### WHAT THE TASK REQUIRES
Below are the records; copy out every line that holds the word "icon".
☆ ☆ ☆ ☆ ☆
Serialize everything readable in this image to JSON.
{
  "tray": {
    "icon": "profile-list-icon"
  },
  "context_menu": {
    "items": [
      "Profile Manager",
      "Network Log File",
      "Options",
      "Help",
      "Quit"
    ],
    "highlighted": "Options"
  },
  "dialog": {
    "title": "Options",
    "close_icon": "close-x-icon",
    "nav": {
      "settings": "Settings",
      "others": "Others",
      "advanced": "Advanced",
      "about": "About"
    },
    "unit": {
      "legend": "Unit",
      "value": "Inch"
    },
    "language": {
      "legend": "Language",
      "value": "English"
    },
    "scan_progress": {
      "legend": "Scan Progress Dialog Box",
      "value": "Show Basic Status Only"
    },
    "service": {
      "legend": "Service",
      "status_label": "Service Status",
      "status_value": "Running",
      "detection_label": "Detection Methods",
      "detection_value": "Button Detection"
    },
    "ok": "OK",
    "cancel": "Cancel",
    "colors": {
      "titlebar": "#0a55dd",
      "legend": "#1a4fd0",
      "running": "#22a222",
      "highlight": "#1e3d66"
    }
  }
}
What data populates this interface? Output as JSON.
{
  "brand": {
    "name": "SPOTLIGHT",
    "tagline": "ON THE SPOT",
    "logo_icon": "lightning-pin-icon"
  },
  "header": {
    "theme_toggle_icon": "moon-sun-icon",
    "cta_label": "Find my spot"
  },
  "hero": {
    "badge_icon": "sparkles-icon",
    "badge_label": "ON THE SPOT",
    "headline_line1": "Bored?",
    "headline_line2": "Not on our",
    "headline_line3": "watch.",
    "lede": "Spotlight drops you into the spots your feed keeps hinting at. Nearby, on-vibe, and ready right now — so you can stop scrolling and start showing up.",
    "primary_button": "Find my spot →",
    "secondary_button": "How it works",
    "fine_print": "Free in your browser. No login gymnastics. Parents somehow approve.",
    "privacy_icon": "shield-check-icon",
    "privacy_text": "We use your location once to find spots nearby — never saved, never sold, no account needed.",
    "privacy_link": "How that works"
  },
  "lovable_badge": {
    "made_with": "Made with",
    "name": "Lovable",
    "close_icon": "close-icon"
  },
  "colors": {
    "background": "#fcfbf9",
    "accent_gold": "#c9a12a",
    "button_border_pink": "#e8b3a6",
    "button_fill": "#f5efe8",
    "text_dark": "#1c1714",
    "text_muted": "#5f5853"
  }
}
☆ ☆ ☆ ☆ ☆
### ANSWER SECTION
    "icon": "profile-list-icon"
    "close_icon": "close-x-icon",
    "logo_icon": "lightning-pin-icon"
    "theme_toggle_icon": "moon-sun-icon",
    "badge_icon": "sparkles-icon",
    "privacy_icon": "shield-check-icon",
    "close_icon": "close-icon"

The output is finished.